Last Friday when the Conservatives were counting the cost of a local elections shellacking beyond their worst nightmare, the 40th anniversary of Margaret Thatcher’s 1979 general election breakthrough did not go unremarked.
For true believers, it was tragic, almost savagely so, to contrast the footage of a purposeful Iron Lady quoting the prayer of St Francis of Assisi before entering Number 10, with the parlous political state and condition of her less than steely successor.
We can wait until LGC’s Council Control Map hits our desks to grasp the visual situation. But with the loss of 1,330 councillors and with them control of 44 councils, the blue hegemony across much of shire England has been replaced with new colours – a big dash of yellow in the south and south west and a few speckles of red.
However, by far the biggest surge in governance change was the shift to a further 37 councils subject to no overall control, bringing the NOC total to 73 [or 79 using Colin Rallings and Michael Thrasher’s methodology]. Echoing the New Romantic sounds of early Thatcher’s Britain with Visage’s one-hit-wonder, the map will be more of a “fade to grey”.
This dramatic increase in political churn, local coalition-making and contested leadership will have an impact. Judging by how the chips fell, we can expect to see in various places a retrenchment in housing and possibly not to the benefit of Marsham Street’s national new build targets. We can expect knock-on effects to local growth strategy and unknown changes to local public service delivery.

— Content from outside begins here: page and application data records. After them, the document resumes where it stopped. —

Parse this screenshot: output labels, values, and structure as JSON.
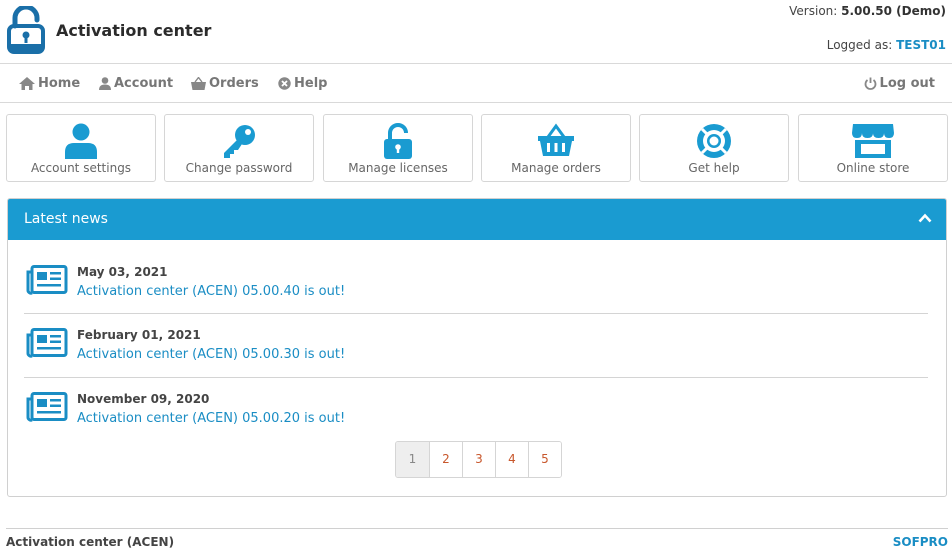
{
  "header": {
    "app_title": "Activation center",
    "version_label": "Version:",
    "version_value": "5.00.50 (Demo)",
    "logged_label": "Logged as:",
    "logged_user": "TEST01"
  },
  "nav": {
    "home": "Home",
    "account": "Account",
    "orders": "Orders",
    "help": "Help",
    "logout": "Log out"
  },
  "tiles": [
    {
      "label": "Account settings",
      "icon": "user-icon"
    },
    {
      "label": "Change password",
      "icon": "key-icon"
    },
    {
      "label": "Manage licenses",
      "icon": "unlock-icon"
    },
    {
      "label": "Manage orders",
      "icon": "basket-icon"
    },
    {
      "label": "Get help",
      "icon": "lifebuoy-icon"
    },
    {
      "label": "Online store",
      "icon": "store-icon"
    }
  ],
  "news": {
    "title": "Latest news",
    "items": [
      {
        "date": "May 03, 2021",
        "text": "Activation center (ACEN) 05.00.40 is out!"
      },
      {
        "date": "February 01, 2021",
        "text": "Activation center (ACEN) 05.00.30 is out!"
      },
      {
        "date": "November 09, 2020",
        "text": "Activation center (ACEN) 05.00.20 is out!"
      }
    ],
    "pages": [
      "1",
      "2",
      "3",
      "4",
      "5"
    ]
  },
  "footer": {
    "left": "Activation center (ACEN)",
    "right": "SOFPRO"
  },
  "colors": {
    "accent": "#1a9bd1",
    "link": "#1a8dc4",
    "pager_text": "#c8572c"
  }
}
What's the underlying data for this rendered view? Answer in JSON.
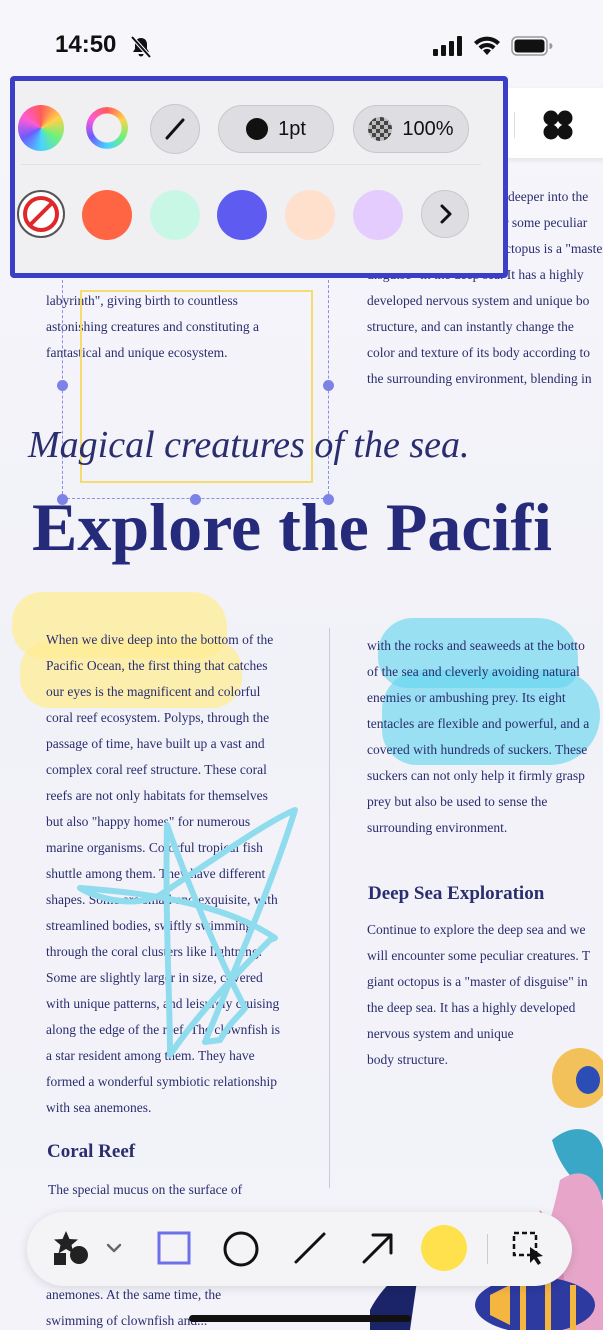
{
  "status_bar": {
    "time": "14:50"
  },
  "document": {
    "top_left_lines": [
      "labyrinth\", giving birth to countless",
      "astonishing creatures and constituting a",
      "fantastical and unique ecosystem."
    ],
    "top_right_lines": [
      "deeper into the",
      "r some peculiar",
      "ctopus is a \"master",
      "disguise\" in the deep sea. It has a highly",
      "developed nervous system and unique bo",
      "structure, and can instantly change the",
      "color and texture of its body according to",
      "the surrounding environment, blending in"
    ],
    "subtitle": "Magical creatures of the sea.",
    "title": "Explore the Pacifi",
    "left_main_lines": [
      "When we dive deep into the bottom of the",
      "Pacific Ocean, the first thing that catches",
      "our eyes is the magnificent and colorful",
      "coral reef ecosystem. Polyps, through the",
      "passage of time, have built up a vast and",
      "complex coral reef structure. These coral",
      "reefs are not only habitats for themselves",
      "but also \"happy homes\" for numerous",
      "marine organisms. Colorful tropical fish",
      "shuttle among them. They have different",
      "shapes. Some are small and exquisite, with",
      "streamlined bodies, swiftly swimming",
      "through the coral clusters like lightning.",
      "Some are slightly larger in size, covered",
      "with unique patterns, and leisurely cruising",
      "along the edge of the reef. The clownfish is",
      "a star resident among them. They have",
      "formed a wonderful symbiotic relationship",
      "with sea anemones."
    ],
    "right_main_lines": [
      "with the rocks and seaweeds at the botto",
      "of the sea and cleverly avoiding natural",
      "enemies or ambushing prey. Its eight",
      "tentacles are flexible and powerful, and a",
      "covered with hundreds of suckers. These",
      "suckers can not only help it firmly grasp",
      "prey but also be used to sense the",
      "surrounding environment."
    ],
    "deep_sea_heading": "Deep Sea Exploration",
    "deep_sea_lines": [
      "Continue to explore the deep sea and we",
      "will encounter some peculiar creatures. T",
      "giant octopus is a \"master of disguise\" in",
      "the deep sea. It has a highly developed",
      "nervous system and unique",
      "body structure."
    ],
    "coral_heading": "Coral Reef",
    "coral_lines": [
      "The special mucus on the surface of"
    ],
    "bottom_lines": [
      "anemones. At the same time, the",
      "swimming of clownfish and..."
    ]
  },
  "popover": {
    "stroke_width_label": "1pt",
    "opacity_label": "100%",
    "swatches": [
      "#ff6443",
      "#c9f7e6",
      "#5e5cf0",
      "#ffe0cc",
      "#e5ccff"
    ]
  },
  "bottom_toolbar": {
    "highlight_color": "#ffe14d",
    "tools": [
      "stamp-icon",
      "rectangle-icon",
      "ellipse-icon",
      "line-icon",
      "arrow-icon",
      "color-swatch",
      "select-tool-icon"
    ]
  }
}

This is important. Localis’s forthcoming report ‘Hitting Reset – a case for local leadership’ examines the status of central/local relations and explores the challenges, opportunities and characteristics of effective place leadership.

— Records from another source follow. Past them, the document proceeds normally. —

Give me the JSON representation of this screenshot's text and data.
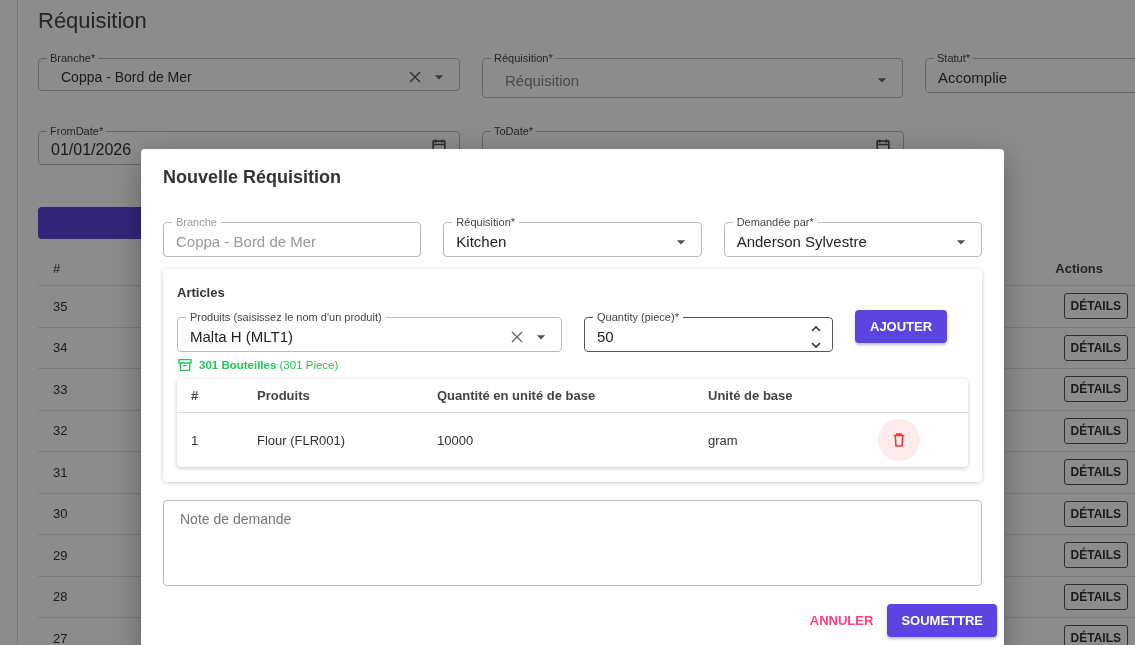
{
  "page": {
    "title": "Réquisition",
    "filters": [
      {
        "kind": "select",
        "label": "Branche*",
        "value": "Coppa - Bord de Mer",
        "clearable": true
      },
      {
        "kind": "select",
        "label": "Réquisition*",
        "placeholder": "Réquisition",
        "clearable": false
      },
      {
        "kind": "text",
        "label": "Statut*",
        "value": "Accomplie"
      },
      {
        "kind": "date",
        "label": "FromDate*",
        "value": "01/01/2026"
      },
      {
        "kind": "date",
        "label": "ToDate*"
      }
    ],
    "table": {
      "columns": [
        "#",
        "Actions"
      ],
      "rows": [
        {
          "number": "35",
          "action": "DÉTAILS"
        },
        {
          "number": "34",
          "action": "DÉTAILS"
        },
        {
          "number": "33",
          "action": "DÉTAILS"
        },
        {
          "number": "32",
          "action": "DÉTAILS"
        },
        {
          "number": "31",
          "action": "DÉTAILS"
        },
        {
          "number": "30",
          "action": "DÉTAILS"
        },
        {
          "number": "29",
          "action": "DÉTAILS"
        },
        {
          "number": "28",
          "action": "DÉTAILS"
        },
        {
          "number": "27",
          "action": "DÉTAILS"
        }
      ]
    }
  },
  "dialog": {
    "title": "Nouvelle Réquisition",
    "fields": [
      {
        "kind": "text",
        "label": "Branche",
        "value": "Coppa - Bord de Mer",
        "disabled": true
      },
      {
        "kind": "select",
        "label": "Réquisition*",
        "value": "Kitchen",
        "disabled": false
      },
      {
        "kind": "select",
        "label": "Demandée par*",
        "value": "Anderson Sylvestre",
        "disabled": false
      }
    ],
    "articles": {
      "title": "Articles",
      "product_field": {
        "label": "Produits (saisissez le nom d'un produit)",
        "value": "Malta H (MLT1)",
        "clearable": true
      },
      "quantity_field": {
        "label": "Quantity (piece)*",
        "value": "50"
      },
      "add_button": "AJOUTER",
      "stock": {
        "main": "301 Bouteilles",
        "detail": "(301 Piece)"
      },
      "table": {
        "columns": [
          "#",
          "Produits",
          "Quantité en unité de base",
          "Unité de base"
        ],
        "rows": [
          {
            "cells": [
              "1",
              "Flour (FLR001)",
              "10000",
              "gram"
            ]
          }
        ]
      }
    },
    "note": {
      "placeholder": "Note de demande"
    },
    "buttons": [
      {
        "kind": "text",
        "label": "ANNULER"
      },
      {
        "kind": "primary",
        "label": "SOUMETTRE"
      }
    ]
  }
}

It’s an issue that cuts both ways. For example, Sir Richard Leese (Lab), the leader of Manchester City Council, may have seen 18 housing ministers and 10 secretaries of state for communities and local government since 1996. But in seeking to maintain a grip on 350 local authorities, there are a lot of new relationships to be forged in a short space of time for an equally over-stretched and under-resourced centre.
From our extensive interviewing for the report, council leaders from parish to combined authority level wish to be treated with a greater sense of dignity, respect and active listening by central government.
On the other side, there is, at least as far as Whitehall views these things, a prima facie link between demonstrably strong, charismatic local leaders, who communicate the story of their locality and have a strong presence in negotiations with ministers and officials to the chances of striking place-based deals with central government.
There is no single technocratic answer to what is after all a matter of people dealing with people. There could, more probably, be merit in a ‘talking revolution’ of genuine dialogue and productive exchange. A case for national and local leaders having the courage and empathy to embark upon a transformation in the quality and depth of their relationships, leading to greater understanding to benefit communities and strengthen local economies.
Some work towards synchronising electoral cycles with spending review periods might be helpful towards this convergence. To support long-term financial planning, and with a nod towards the goal of greater fiscal freedom for local areas, Localis will make the case that councillors should be elected for minimum five-year terms to match the length of the current parliamentary term.
Furthermore, for the sake of political efficiency and clarity, local government elections should take place as a single election campaign. So please if we are to have a radical empowerment of locality, let’s not do it by halves. But at the same time, for everyone’s sake, maybe let’s not do it by thirds, either.
Jonathan Werran is chief executive, Localis